* **GOAL OF THE EXERCISE**: Look below. Copy each line that has "role" in it.

* **INFORMATION SHOWN**:

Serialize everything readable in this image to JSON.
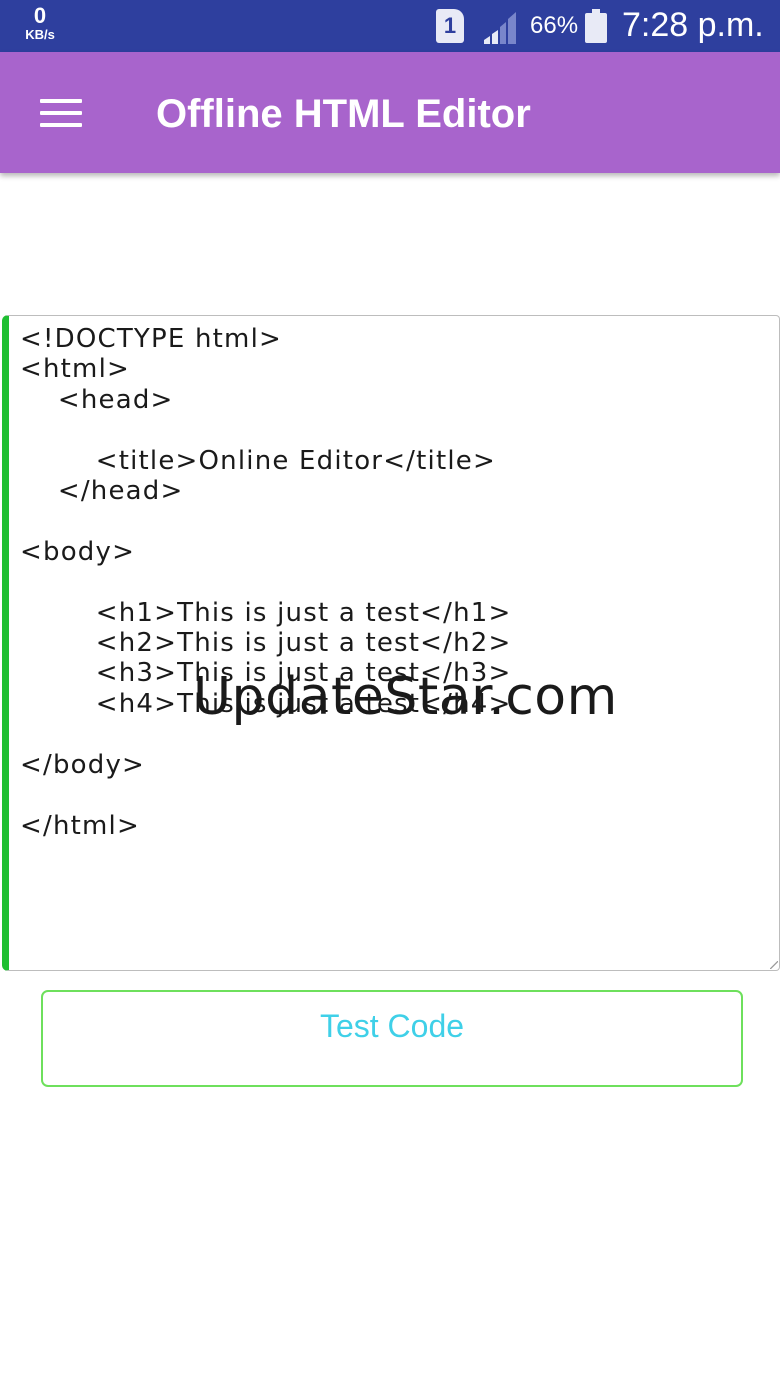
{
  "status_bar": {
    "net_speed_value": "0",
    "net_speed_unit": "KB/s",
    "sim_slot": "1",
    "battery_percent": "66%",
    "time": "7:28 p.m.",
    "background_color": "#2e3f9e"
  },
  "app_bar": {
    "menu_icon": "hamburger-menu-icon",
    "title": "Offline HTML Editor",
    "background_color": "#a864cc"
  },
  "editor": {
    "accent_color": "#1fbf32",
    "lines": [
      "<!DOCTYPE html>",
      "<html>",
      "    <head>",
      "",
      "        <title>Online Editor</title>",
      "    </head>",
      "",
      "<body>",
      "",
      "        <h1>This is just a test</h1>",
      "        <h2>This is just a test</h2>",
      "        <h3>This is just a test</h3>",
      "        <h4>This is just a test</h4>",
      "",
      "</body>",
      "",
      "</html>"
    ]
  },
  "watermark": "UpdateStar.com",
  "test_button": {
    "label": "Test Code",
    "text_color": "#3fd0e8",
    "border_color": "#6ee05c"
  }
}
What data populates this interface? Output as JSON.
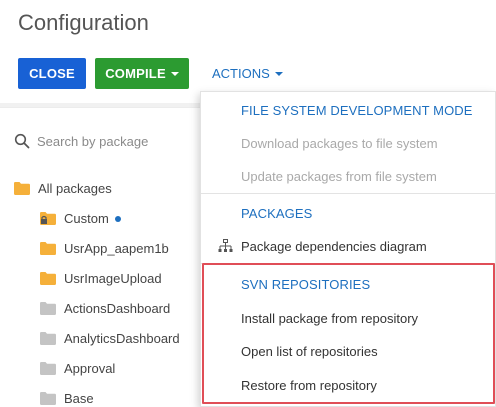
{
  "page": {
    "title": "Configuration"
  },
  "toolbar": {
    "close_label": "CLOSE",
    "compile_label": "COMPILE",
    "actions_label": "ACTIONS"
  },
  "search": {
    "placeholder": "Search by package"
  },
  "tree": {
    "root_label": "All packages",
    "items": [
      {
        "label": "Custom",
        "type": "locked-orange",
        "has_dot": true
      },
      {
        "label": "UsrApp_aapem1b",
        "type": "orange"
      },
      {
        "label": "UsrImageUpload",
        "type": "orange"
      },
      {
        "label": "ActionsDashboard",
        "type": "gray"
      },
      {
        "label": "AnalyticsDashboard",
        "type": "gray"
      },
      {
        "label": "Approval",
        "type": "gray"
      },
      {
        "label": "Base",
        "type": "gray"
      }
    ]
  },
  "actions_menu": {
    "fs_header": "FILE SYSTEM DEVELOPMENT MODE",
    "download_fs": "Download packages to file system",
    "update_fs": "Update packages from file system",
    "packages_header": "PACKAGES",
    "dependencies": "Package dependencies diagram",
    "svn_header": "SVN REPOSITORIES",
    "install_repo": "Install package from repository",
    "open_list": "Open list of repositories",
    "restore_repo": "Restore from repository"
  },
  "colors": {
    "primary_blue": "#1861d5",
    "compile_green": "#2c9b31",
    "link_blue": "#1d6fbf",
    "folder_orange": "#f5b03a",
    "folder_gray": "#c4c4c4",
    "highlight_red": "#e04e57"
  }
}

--

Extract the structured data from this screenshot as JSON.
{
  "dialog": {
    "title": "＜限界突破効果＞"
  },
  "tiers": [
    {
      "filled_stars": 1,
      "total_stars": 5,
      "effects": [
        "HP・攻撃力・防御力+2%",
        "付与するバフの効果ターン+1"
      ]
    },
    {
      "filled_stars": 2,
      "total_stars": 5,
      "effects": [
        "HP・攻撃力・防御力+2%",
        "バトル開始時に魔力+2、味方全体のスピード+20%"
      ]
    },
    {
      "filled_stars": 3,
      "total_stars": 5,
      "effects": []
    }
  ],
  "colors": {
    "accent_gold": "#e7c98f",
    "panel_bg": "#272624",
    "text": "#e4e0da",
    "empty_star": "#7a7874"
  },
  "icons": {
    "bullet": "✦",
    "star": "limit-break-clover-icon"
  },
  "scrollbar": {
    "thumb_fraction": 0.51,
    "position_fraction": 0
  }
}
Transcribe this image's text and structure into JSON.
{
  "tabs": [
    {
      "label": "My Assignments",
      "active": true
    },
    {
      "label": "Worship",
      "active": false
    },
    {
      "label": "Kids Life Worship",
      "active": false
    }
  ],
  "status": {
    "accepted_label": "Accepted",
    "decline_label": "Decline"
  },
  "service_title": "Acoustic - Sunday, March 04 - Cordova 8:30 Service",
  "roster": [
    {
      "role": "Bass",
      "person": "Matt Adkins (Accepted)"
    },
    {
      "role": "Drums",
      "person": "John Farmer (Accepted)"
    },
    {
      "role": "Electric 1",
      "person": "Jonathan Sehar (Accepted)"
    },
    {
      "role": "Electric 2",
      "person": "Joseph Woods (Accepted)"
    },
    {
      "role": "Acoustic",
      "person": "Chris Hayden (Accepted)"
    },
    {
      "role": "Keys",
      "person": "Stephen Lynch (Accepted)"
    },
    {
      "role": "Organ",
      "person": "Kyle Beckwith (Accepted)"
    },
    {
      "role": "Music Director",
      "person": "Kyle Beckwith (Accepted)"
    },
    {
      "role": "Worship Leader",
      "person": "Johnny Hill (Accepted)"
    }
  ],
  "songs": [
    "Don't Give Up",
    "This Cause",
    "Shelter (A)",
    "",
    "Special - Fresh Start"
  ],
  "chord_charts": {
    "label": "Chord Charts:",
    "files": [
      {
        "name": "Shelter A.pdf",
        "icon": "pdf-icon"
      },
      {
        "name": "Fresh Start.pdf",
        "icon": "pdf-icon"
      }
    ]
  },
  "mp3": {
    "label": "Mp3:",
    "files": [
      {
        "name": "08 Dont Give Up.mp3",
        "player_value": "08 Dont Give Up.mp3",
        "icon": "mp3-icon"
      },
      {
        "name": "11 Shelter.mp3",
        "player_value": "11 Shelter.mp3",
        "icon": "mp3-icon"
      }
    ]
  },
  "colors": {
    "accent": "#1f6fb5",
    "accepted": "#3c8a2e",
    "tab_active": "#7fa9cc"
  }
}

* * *

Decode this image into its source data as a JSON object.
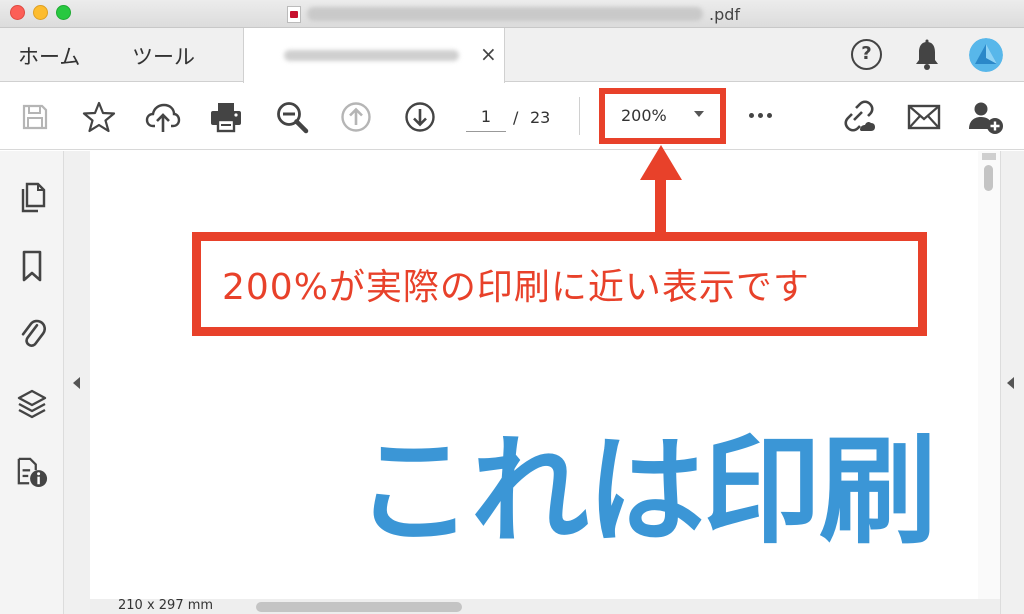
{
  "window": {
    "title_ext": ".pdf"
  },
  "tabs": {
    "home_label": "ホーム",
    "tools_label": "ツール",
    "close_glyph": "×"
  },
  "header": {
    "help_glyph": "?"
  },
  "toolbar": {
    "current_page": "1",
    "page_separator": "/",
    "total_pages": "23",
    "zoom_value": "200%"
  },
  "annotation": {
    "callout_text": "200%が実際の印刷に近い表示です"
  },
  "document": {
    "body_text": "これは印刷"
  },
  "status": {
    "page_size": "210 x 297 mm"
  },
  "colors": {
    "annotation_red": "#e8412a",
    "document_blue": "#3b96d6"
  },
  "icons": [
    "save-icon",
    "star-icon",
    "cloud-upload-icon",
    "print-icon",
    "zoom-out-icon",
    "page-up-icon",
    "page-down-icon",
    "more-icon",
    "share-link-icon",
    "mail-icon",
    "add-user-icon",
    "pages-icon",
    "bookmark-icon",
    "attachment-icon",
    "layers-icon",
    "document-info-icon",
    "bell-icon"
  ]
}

* **TASK RESPONSE**:
      "role": "Bass",
      "role": "Drums",
      "role": "Electric 1",
      "role": "Electric 2",
      "role": "Acoustic",
      "role": "Keys",
      "role": "Organ",
      "role": "Music Director",
      "role": "Worship Leader",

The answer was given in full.